_WORK TO COMPLETE_:
Copy, from the listing, every line in which the string "Threat" is present.
(INFORMATION GIVEN begins)
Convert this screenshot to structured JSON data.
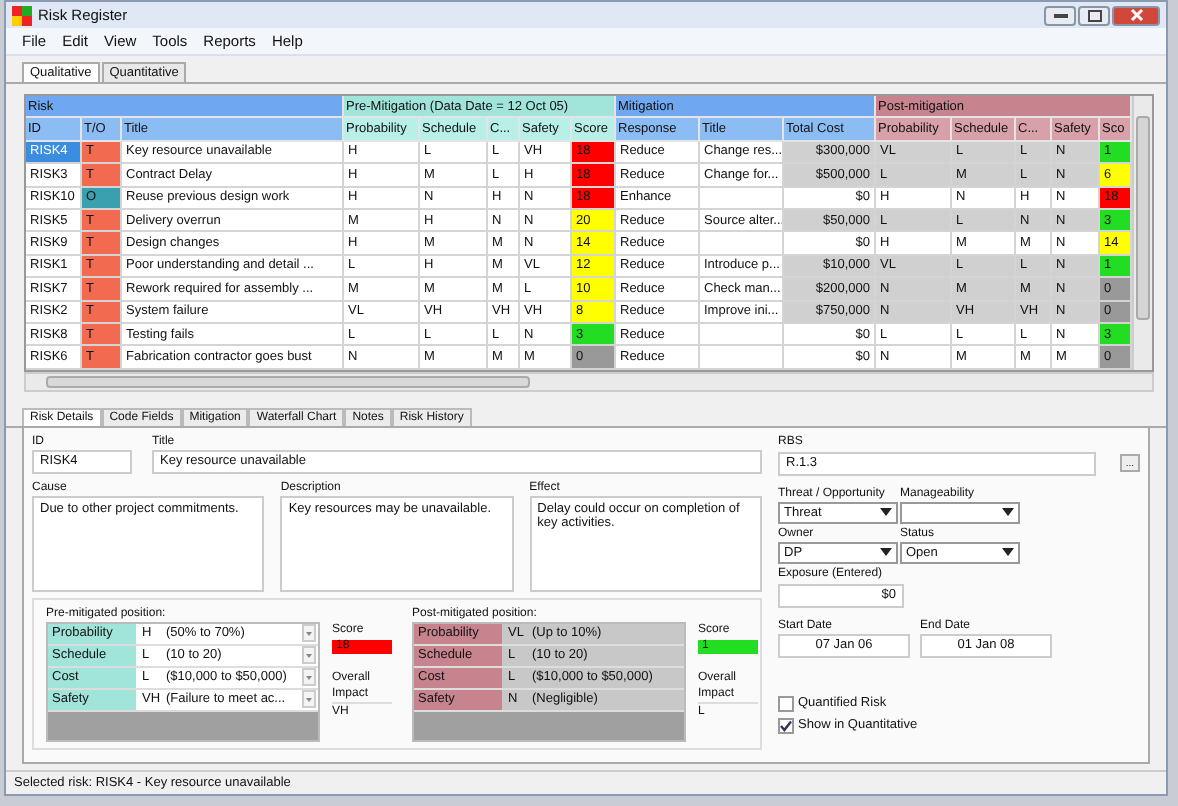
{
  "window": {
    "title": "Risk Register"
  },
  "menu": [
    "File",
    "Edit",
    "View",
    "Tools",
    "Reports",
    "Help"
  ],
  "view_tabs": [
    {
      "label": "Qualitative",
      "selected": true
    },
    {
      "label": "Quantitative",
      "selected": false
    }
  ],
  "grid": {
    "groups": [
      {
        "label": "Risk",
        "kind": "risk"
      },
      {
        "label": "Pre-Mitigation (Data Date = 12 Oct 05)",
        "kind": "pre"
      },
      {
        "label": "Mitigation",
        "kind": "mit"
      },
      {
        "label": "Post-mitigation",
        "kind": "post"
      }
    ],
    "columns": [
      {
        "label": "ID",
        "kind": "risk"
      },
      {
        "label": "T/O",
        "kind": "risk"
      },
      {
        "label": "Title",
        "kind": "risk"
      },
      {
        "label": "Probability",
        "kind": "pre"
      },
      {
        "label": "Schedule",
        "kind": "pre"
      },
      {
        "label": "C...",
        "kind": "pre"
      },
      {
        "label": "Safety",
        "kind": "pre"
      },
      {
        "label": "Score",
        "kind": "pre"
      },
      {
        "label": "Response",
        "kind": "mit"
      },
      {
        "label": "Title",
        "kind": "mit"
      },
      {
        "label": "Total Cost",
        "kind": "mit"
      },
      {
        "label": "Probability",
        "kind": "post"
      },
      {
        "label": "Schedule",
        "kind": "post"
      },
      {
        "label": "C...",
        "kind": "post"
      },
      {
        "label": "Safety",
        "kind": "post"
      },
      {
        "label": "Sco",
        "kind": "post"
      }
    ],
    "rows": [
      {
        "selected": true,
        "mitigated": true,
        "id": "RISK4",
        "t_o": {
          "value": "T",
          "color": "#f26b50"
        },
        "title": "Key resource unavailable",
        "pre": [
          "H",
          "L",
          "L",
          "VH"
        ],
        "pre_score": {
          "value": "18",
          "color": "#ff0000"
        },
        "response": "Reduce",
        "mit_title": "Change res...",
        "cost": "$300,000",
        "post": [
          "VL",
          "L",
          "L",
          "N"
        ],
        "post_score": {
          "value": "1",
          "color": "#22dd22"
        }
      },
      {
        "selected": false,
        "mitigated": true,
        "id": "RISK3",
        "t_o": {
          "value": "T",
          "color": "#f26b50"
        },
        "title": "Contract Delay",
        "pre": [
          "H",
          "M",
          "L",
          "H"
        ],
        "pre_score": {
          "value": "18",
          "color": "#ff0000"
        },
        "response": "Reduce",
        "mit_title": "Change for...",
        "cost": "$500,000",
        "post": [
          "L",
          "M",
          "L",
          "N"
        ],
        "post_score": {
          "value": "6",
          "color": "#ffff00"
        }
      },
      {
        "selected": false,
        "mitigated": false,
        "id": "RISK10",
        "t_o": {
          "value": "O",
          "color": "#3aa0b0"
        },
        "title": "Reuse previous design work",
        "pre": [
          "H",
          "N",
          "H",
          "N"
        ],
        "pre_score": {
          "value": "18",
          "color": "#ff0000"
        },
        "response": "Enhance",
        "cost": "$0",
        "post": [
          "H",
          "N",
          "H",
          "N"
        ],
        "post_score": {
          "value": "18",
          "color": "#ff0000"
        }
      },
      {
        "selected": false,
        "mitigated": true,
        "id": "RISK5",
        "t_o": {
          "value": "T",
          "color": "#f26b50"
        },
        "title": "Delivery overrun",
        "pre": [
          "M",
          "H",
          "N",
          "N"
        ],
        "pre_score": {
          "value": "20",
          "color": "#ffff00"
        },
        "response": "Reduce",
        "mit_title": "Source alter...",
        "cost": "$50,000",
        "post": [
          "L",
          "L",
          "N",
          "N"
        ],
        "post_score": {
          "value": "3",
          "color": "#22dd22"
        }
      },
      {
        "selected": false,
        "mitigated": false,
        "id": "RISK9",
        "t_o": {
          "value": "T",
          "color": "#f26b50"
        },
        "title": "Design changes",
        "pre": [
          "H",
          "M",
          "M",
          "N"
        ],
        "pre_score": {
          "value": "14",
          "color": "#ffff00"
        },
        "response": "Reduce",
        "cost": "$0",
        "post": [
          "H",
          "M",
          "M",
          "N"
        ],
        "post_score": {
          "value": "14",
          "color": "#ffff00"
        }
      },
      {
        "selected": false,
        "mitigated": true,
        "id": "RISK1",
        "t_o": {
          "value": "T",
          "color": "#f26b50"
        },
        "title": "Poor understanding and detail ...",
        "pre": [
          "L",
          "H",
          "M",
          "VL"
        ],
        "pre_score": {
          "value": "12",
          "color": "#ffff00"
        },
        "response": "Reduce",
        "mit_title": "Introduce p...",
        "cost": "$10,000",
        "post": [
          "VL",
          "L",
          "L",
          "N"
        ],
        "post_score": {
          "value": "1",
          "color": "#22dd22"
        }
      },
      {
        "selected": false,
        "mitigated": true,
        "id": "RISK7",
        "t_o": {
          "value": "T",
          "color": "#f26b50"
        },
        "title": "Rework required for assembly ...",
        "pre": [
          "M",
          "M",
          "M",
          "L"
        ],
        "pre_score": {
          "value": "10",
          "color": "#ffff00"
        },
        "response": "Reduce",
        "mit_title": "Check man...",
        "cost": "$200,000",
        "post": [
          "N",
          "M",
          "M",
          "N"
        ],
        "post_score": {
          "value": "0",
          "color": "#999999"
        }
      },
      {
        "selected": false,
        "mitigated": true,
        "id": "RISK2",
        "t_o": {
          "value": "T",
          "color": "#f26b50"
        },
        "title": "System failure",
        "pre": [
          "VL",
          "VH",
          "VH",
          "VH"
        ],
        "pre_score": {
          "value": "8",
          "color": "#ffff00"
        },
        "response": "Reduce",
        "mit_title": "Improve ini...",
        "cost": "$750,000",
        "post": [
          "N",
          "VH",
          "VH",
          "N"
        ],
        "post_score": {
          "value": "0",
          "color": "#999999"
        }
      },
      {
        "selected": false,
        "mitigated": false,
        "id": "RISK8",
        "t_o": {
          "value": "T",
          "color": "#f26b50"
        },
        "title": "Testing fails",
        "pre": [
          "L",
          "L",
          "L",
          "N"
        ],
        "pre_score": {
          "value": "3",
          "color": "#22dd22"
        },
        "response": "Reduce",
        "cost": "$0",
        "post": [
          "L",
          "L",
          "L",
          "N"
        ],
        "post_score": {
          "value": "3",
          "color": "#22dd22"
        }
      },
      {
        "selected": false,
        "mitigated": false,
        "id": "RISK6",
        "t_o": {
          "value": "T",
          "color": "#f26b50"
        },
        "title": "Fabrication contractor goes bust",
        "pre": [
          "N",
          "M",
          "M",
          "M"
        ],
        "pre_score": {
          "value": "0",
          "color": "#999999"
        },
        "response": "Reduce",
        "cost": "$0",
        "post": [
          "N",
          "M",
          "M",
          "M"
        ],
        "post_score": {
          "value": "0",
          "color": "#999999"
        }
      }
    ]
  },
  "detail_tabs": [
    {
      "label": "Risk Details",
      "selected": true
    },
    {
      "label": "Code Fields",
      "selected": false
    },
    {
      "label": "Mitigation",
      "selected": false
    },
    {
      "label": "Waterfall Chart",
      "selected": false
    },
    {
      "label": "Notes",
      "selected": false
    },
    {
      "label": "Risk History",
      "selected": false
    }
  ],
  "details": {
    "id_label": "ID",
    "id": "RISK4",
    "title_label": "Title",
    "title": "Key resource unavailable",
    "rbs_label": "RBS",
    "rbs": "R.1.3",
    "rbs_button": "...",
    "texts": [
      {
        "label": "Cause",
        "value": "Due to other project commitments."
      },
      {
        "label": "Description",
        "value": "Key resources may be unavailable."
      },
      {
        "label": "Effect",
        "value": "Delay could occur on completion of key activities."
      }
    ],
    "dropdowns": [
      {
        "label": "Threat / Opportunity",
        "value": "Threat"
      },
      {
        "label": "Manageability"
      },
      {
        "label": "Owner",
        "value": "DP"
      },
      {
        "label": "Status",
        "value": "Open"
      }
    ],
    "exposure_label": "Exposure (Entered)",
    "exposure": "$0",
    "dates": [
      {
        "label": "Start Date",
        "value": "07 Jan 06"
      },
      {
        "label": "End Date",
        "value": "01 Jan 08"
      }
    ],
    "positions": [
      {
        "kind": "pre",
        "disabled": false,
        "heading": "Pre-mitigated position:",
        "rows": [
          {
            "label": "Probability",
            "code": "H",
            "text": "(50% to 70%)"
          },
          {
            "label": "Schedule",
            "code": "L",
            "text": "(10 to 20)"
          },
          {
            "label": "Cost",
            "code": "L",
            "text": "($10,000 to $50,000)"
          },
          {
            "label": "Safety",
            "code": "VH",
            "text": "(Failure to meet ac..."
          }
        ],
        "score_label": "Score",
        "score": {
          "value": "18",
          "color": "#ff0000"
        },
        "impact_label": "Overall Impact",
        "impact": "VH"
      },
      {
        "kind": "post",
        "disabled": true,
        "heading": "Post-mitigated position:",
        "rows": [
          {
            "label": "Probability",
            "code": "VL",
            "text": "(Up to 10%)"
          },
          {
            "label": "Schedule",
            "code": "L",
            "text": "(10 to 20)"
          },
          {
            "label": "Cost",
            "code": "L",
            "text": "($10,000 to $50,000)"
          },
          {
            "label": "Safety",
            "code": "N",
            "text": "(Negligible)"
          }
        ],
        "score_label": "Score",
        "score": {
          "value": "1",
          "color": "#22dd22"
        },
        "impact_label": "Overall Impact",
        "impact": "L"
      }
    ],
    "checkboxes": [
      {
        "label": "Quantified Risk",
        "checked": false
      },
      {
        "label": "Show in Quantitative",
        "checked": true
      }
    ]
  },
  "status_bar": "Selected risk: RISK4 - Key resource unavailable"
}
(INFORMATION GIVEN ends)
_RESPONSE AREA_:
        "label": "Threat / Opportunity",
        "value": "Threat"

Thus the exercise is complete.